This week’s health news headlines suggest everyone over the age of 50 should be put on a statin automatically. I don’t think this is the best way to deal with the problem of raised cholesterol. That’s not because I don’t believe in statins – they are extremely effective at lowering cholesterol, and therefore cutting your risk of heart attack and stroke.
However, all medicines carry risks as well as benefits, and as a doctor I weigh up these risks and benefits every time I prescribe a medicine. If you’re otherwise healthy and not on other medicines, there’s a good chance that you won’t have any side-effects, but up to one in 10 people taking statins get minor side-effects and a far smaller number get severe ones.

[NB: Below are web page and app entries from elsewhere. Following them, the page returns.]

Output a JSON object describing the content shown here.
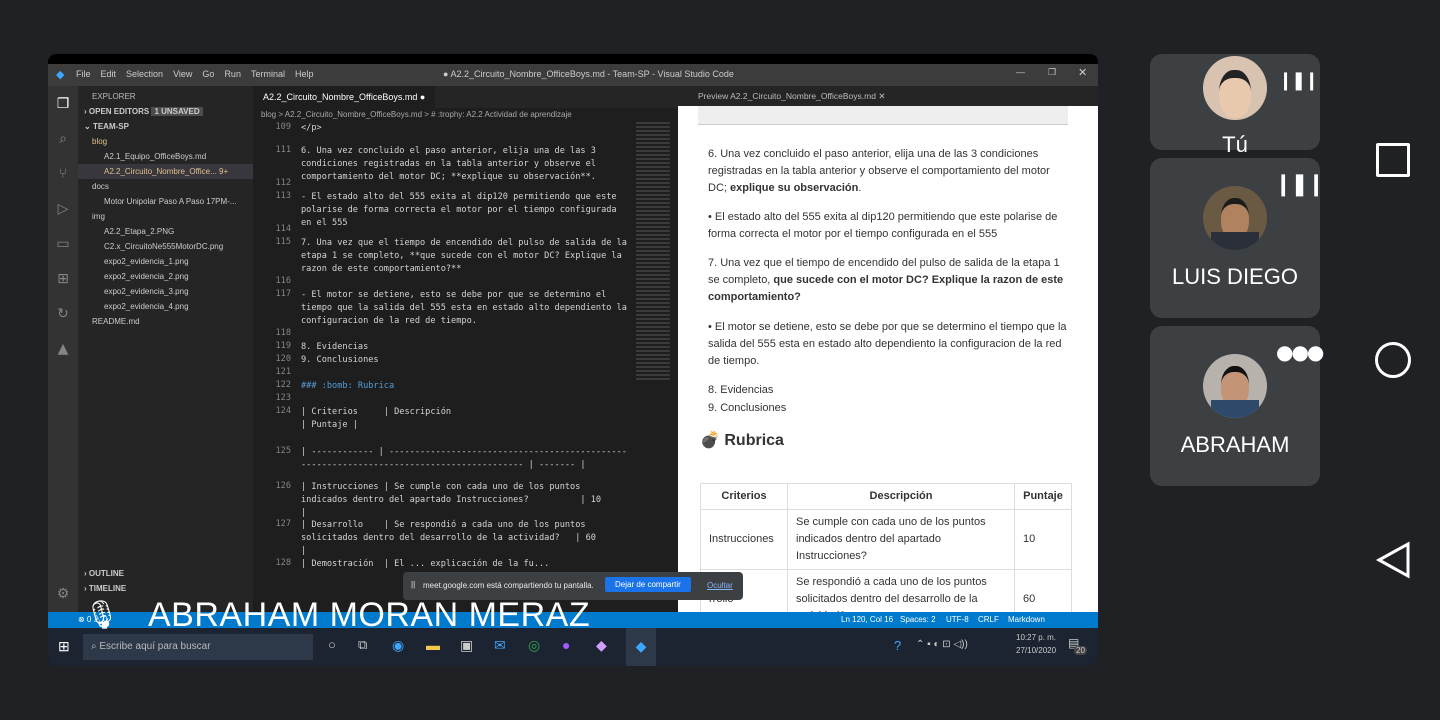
{
  "window": {
    "title": "● A2.2_Circuito_Nombre_OfficeBoys.md - Team-SP - Visual Studio Code",
    "menu": [
      "File",
      "Edit",
      "Selection",
      "View",
      "Go",
      "Run",
      "Terminal",
      "Help"
    ]
  },
  "explorer": {
    "heading": "EXPLORER",
    "open_editors": "OPEN EDITORS",
    "unsaved": "1 UNSAVED",
    "team": "TEAM-SP",
    "rows": [
      {
        "label": "blog",
        "indent": 0
      },
      {
        "label": "A2.1_Equipo_OfficeBoys.md",
        "indent": 1
      },
      {
        "label": "A2.2_Circuito_Nombre_Office...  9+",
        "indent": 1
      },
      {
        "label": "docs",
        "indent": 0
      },
      {
        "label": "Motor Unipolar Paso A Paso 17PM-...",
        "indent": 1
      },
      {
        "label": "img",
        "indent": 0
      },
      {
        "label": "A2.2_Etapa_2.PNG",
        "indent": 1
      },
      {
        "label": "C2.x_CircuitoNe555MotorDC.png",
        "indent": 1
      },
      {
        "label": "expo2_evidencia_1.png",
        "indent": 1
      },
      {
        "label": "expo2_evidencia_2.png",
        "indent": 1
      },
      {
        "label": "expo2_evidencia_3.png",
        "indent": 1
      },
      {
        "label": "expo2_evidencia_4.png",
        "indent": 1
      },
      {
        "label": "README.md",
        "indent": 0
      }
    ],
    "outline": "OUTLINE",
    "timeline": "TIMELINE"
  },
  "editor": {
    "tab": "A2.2_Circuito_Nombre_OfficeBoys.md ●",
    "breadcrumb": "blog > A2.2_Circuito_Nombre_OfficeBoys.md > # :trophy: A2.2 Actividad de aprendizaje",
    "lines": [
      {
        "n": "109",
        "t": "</p>"
      },
      {
        "n": "111",
        "t": "6. Una vez concluido el paso anterior, elija una de las 3 condiciones registradas en la tabla anterior y observe el comportamiento del motor DC; **explique su observación**."
      },
      {
        "n": "112",
        "t": ""
      },
      {
        "n": "113",
        "t": "- El estado alto del 555 exita al dip120 permitiendo que este polarise de forma correcta el motor por el tiempo configurada en el 555"
      },
      {
        "n": "114",
        "t": ""
      },
      {
        "n": "115",
        "t": "7. Una vez que el tiempo de encendido del pulso de salida de la etapa 1 se completo, **que sucede con el motor DC? Explique la razon de este comportamiento?**"
      },
      {
        "n": "116",
        "t": ""
      },
      {
        "n": "117",
        "t": "- El motor se detiene, esto se debe por que se determino el tiempo que la salida del 555 esta en estado alto dependiento la configuracion de la red de tiempo."
      },
      {
        "n": "118",
        "t": ""
      },
      {
        "n": "119",
        "t": "8. Evidencias"
      },
      {
        "n": "120",
        "t": "9. Conclusiones"
      },
      {
        "n": "121",
        "t": ""
      },
      {
        "n": "122",
        "t": "### :bomb: Rubrica"
      },
      {
        "n": "123",
        "t": ""
      },
      {
        "n": "124",
        "t": "| Criterios     | Descripción                                              | Puntaje |"
      },
      {
        "n": "125",
        "t": "| ------------ | ----------------------------------------------------------------------------------------- | ------- |"
      },
      {
        "n": "126",
        "t": "| Instrucciones | Se cumple con cada uno de los puntos indicados dentro del apartado Instrucciones?          | 10      |"
      },
      {
        "n": "127",
        "t": "| Desarrollo    | Se respondió a cada uno de los puntos solicitados dentro del desarrollo de la actividad?   | 60      |"
      },
      {
        "n": "128",
        "t": "| Demostración  | El ... explicación de la fu..."
      }
    ]
  },
  "preview": {
    "tab": "Preview A2.2_Circuito_Nombre_OfficeBoys.md",
    "q6": "6. Una vez concluido el paso anterior, elija una de las 3 condiciones registradas en la tabla anterior y observe el comportamiento del motor DC; ",
    "q6b": "explique su observación",
    "a6": "El estado alto del 555 exita al dip120 permitiendo que este polarise de forma correcta el motor por el tiempo configurada en el 555",
    "q7": "7. Una vez que el tiempo de encendido del pulso de salida de la etapa 1 se completo, ",
    "q7b": "que sucede con el motor DC? Explique la razon de este comportamiento?",
    "a7": "El motor se detiene, esto se debe por que se determino el tiempo que la salida del 555 esta en estado alto dependiento la configuracion de la red de tiempo.",
    "e8": "8. Evidencias",
    "e9": "9. Conclusiones",
    "rubrica": "Rubrica",
    "table": {
      "headers": [
        "Criterios",
        "Descripción",
        "Puntaje"
      ],
      "rows": [
        [
          "Instrucciones",
          "Se cumple con cada uno de los puntos indicados dentro del apartado Instrucciones?",
          "10"
        ],
        [
          "rrollo",
          "Se respondió a cada uno de los puntos solicitados dentro del desarrollo de la actividad?",
          "60"
        ]
      ]
    }
  },
  "status": {
    "left": "⊗ 0 ⚠ 0",
    "pos": "Ln 120, Col 16",
    "spaces": "Spaces: 2",
    "enc": "UTF-8",
    "eol": "CRLF",
    "lang": "Markdown"
  },
  "taskbar": {
    "search": "Escribe aquí para buscar",
    "time": "10:27 p. m.",
    "date": "27/10/2020",
    "notif": "20"
  },
  "share_toast": {
    "text": "meet.google.com está compartiendo tu pantalla.",
    "stop": "Dejar de compartir",
    "hide": "Ocultar"
  },
  "presenter": "ABRAHAM MORAN MERAZ",
  "participants": [
    {
      "name": "Tú"
    },
    {
      "name": "LUIS DIEGO"
    },
    {
      "name": "ABRAHAM"
    }
  ],
  "colors": {
    "vscode_blue": "#007acc",
    "meet_bg": "#202124",
    "tile": "#3c4043"
  }
}
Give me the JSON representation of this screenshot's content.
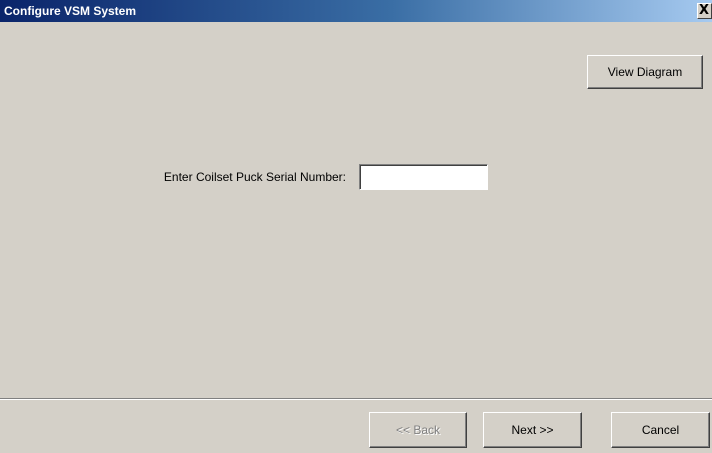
{
  "window": {
    "title": "Configure VSM System",
    "close_glyph": "X"
  },
  "toolbar": {
    "view_diagram_label": "View Diagram"
  },
  "form": {
    "serial_label": "Enter Coilset Puck Serial Number:",
    "serial_value": "",
    "serial_placeholder": ""
  },
  "footer": {
    "back_label": "<< Back",
    "back_enabled": false,
    "next_label": "Next >>",
    "cancel_label": "Cancel"
  },
  "colors": {
    "window_bg": "#d4d0c8",
    "titlebar_start": "#0a246a",
    "titlebar_end": "#a6caf0",
    "title_text": "#ffffff",
    "disabled_text": "#808080"
  },
  "icons": {
    "close": "close-icon"
  }
}
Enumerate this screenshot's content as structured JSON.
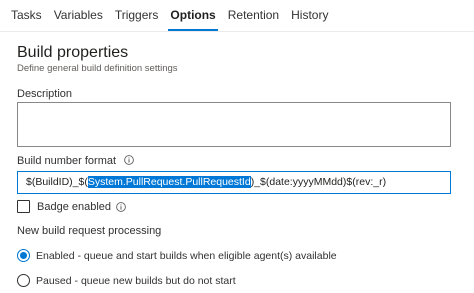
{
  "tabs": [
    {
      "label": "Tasks",
      "active": false
    },
    {
      "label": "Variables",
      "active": false
    },
    {
      "label": "Triggers",
      "active": false
    },
    {
      "label": "Options",
      "active": true
    },
    {
      "label": "Retention",
      "active": false
    },
    {
      "label": "History",
      "active": false
    }
  ],
  "section": {
    "title": "Build properties",
    "subtitle": "Define general build definition settings"
  },
  "description": {
    "label": "Description",
    "value": ""
  },
  "build_number_format": {
    "label": "Build number format",
    "info_icon": "info-icon",
    "value_before_selection": "$(BuildID)_$(",
    "value_selected": "System.PullRequest.PullRequestId",
    "value_after_selection": ")_$(date:yyyyMMdd)$(rev:_r)"
  },
  "badge": {
    "label": "Badge enabled",
    "checked": false,
    "info_icon": "info-icon"
  },
  "new_build_request": {
    "label": "New build request processing",
    "options": [
      {
        "label": "Enabled - queue and start builds when eligible agent(s) available",
        "selected": true
      },
      {
        "label": "Paused - queue new builds but do not start",
        "selected": false
      }
    ]
  },
  "colors": {
    "accent": "#0078d4",
    "selection": "#0078d7"
  }
}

If you don’t have any other risk factors for heart attack or stroke except being over 50, you won’t get nearly as much benefit from a statin as someone at high risk but you’re just as likely to get side-effects. That means the risk-to-benefit ratio is far less strongly weighed on the benefit side.
The study suggesting this strategy argues that a ‘blanket’ policy would be easier and cheaper, and possibly more effective, than the present policy of screening everyone over 40. The point about screening is that if you find someone is at high risk, it gives you the opportunity to give them advice about healthy lifestyle changes to lower their cholesterol. A ‘fire and forget’ policy for everyone doesn’t.
I would much rather see everyone over the age of 40 having a full assessment of all their risks, including cholesterol, blood pressure, smoking, gender and weight. National guidelines suggest we should be considering statin treatment for anyone with a 10-year risk of heart attack or stroke that’s higher than 20%. I have 35-year-olds with a higher risk than this, because they smoke and are obese; and 60-year-olds whose 10-year risk is half this. That’s why I don’t believe a ‘one size fits all’ approach is the best way forward.